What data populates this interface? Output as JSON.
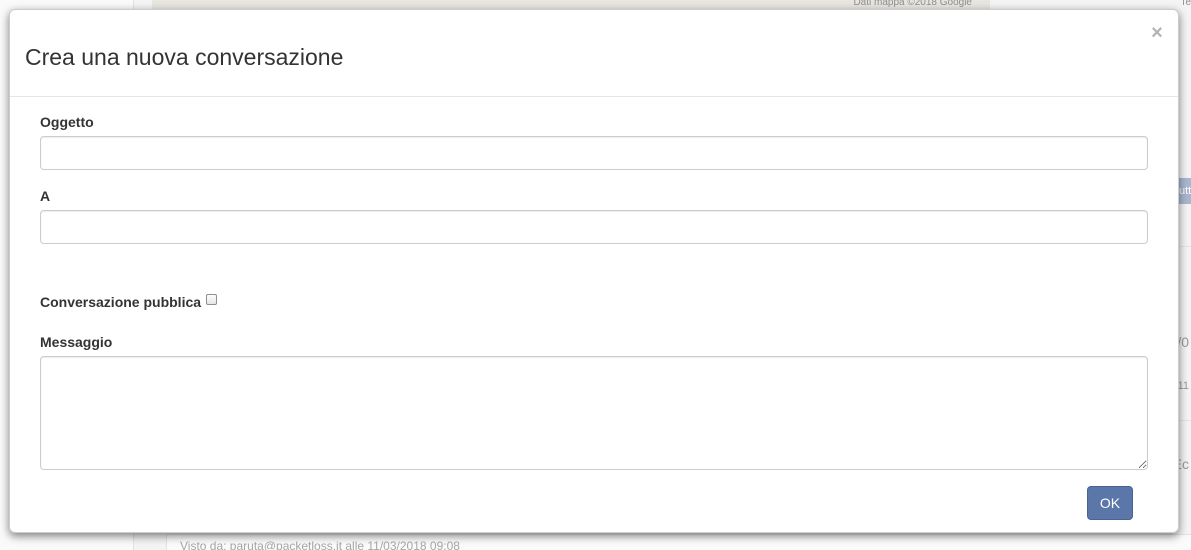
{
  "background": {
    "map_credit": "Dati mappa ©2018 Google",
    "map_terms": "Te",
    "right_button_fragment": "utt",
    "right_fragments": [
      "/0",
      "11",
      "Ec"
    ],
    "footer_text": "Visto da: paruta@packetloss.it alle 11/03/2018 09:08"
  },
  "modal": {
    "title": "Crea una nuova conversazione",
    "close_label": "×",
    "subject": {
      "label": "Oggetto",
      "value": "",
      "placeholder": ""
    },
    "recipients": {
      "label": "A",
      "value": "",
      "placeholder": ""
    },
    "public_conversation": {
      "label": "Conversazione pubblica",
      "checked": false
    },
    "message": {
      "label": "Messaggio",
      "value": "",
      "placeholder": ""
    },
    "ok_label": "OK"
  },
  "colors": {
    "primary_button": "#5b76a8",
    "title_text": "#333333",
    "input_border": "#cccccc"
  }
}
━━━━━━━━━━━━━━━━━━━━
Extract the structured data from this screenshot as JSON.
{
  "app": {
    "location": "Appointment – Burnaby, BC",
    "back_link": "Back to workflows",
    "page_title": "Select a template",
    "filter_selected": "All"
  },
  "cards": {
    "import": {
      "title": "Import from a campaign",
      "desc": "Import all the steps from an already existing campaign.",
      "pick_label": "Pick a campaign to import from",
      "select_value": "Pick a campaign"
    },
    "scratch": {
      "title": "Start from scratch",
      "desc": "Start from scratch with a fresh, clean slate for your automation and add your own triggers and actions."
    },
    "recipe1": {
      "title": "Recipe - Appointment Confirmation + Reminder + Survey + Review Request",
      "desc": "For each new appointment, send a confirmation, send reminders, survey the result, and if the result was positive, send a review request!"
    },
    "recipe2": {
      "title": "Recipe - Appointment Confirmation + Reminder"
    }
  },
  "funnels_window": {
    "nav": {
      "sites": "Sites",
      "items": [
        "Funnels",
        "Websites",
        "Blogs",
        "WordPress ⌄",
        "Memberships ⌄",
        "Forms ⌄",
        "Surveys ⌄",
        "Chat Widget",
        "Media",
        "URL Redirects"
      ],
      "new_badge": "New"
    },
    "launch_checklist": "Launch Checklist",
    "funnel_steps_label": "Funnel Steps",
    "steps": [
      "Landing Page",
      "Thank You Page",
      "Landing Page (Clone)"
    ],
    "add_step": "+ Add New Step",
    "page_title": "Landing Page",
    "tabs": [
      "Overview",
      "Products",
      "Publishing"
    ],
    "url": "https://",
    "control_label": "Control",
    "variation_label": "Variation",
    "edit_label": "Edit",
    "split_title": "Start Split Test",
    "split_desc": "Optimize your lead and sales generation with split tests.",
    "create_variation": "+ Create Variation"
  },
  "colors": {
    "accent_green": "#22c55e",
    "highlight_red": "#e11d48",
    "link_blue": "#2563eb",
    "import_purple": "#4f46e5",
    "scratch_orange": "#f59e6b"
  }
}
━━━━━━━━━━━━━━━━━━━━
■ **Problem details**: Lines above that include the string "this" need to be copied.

■ **Exercise answer**:
What data populates this interface? Output as JSON.
Extract the structured data from this screenshot as JSON.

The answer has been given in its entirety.